South Sudan will hold its elections in 2024, but observers say little has been done to ensure free and fair polls. / Photo: AFP

A faction of South Sudan's ruling party walked out of parliament on Monday, accusing President Salva Kiir of violating a fragile peace agreement after lawmakers passed a bill paving the way for long-delayed elections.

The world's youngest nation has struggled to find its footing since achieving independence from Sudan in 2011, enduring multiple crises including a five-year civil war that cost nearly 400,000 lives before a peace deal was signed in 2018.

A unity government between Kiir and his rival and deputy Riek Machar has largely failed to meet key provisions of the peace agreement, including drafting a constitution and electoral legislation ahead of polls now set for next year.

On Monday, lawmakers belonging to Machar's wing of the ruling Sudan People's Liberation Movement (SPLM) party protested the passage of the National Election Act, warning that it would result in an "undemocratic, unfair and not credible" vote.

UN’s concern

"The proposal that the President be given extra powers to appoint additional number of (lawmakers)... takes away the mandate and the sovereignty" of South Sudan's people, they said in a press statement.

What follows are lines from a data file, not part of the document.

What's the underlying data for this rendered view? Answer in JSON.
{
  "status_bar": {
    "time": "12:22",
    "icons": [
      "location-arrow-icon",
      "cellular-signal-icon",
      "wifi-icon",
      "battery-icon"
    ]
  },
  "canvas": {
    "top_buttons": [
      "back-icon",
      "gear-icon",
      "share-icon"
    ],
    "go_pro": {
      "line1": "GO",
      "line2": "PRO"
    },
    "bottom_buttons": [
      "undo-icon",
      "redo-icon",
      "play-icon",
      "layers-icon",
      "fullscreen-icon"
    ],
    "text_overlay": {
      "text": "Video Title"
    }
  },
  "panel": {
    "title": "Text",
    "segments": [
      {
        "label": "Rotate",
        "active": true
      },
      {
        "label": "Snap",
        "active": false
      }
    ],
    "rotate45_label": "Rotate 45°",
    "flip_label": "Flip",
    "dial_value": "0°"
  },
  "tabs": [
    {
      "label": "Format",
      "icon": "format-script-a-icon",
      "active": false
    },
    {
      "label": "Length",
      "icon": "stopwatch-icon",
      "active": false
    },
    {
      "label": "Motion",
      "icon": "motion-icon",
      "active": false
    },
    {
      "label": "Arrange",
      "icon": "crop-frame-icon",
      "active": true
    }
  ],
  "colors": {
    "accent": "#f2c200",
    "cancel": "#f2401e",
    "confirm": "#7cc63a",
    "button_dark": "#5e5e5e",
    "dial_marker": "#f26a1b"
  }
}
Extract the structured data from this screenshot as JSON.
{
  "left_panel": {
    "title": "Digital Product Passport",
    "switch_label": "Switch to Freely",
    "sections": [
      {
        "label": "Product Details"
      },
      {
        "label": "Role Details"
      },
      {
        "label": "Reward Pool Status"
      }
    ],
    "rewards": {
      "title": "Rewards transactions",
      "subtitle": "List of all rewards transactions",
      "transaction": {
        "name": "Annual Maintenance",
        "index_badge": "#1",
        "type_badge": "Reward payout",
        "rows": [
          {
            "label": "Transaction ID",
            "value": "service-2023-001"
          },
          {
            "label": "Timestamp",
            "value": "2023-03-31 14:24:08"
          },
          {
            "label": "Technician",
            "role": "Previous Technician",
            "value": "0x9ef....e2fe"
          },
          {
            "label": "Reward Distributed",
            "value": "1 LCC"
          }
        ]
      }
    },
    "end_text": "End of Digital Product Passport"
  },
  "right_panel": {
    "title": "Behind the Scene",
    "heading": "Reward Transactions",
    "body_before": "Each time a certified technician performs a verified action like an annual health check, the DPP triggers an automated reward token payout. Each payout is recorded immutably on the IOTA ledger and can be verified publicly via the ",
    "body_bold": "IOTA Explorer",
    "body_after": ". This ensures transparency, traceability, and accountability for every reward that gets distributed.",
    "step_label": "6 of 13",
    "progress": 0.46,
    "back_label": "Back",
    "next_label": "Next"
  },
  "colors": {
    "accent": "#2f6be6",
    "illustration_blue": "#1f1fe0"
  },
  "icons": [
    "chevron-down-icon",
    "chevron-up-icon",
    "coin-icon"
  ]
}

The lawmakers accused parliament speaker Jemma Nunu Kumba of pushing a vote through without allowing them "fair chance to express their views on this critical matter."

Kiir has vowed to hold the country's first ever presidential polls by December 2024, but UN envoy Nicholas Haysom warned last month that the authorities needed to create a conducive environment to ensure "peaceful, inclusive and credible elections."

The United Nations has repeatedly criticised South Sudan's leadership for its role in stoking violence, cracking down on political freedoms and plundering public coffers.

Marred by war

The government was meant to conclude a transition period with elections in February 2023, but has so far failed to fulfil key terms of the peace deal.

One of the poorest countries on the planet despite large oil reserves, South Sudan has spent almost half of its life as a nation at war and continues to be roiled by outbreaks of politically motivated ethnic violence.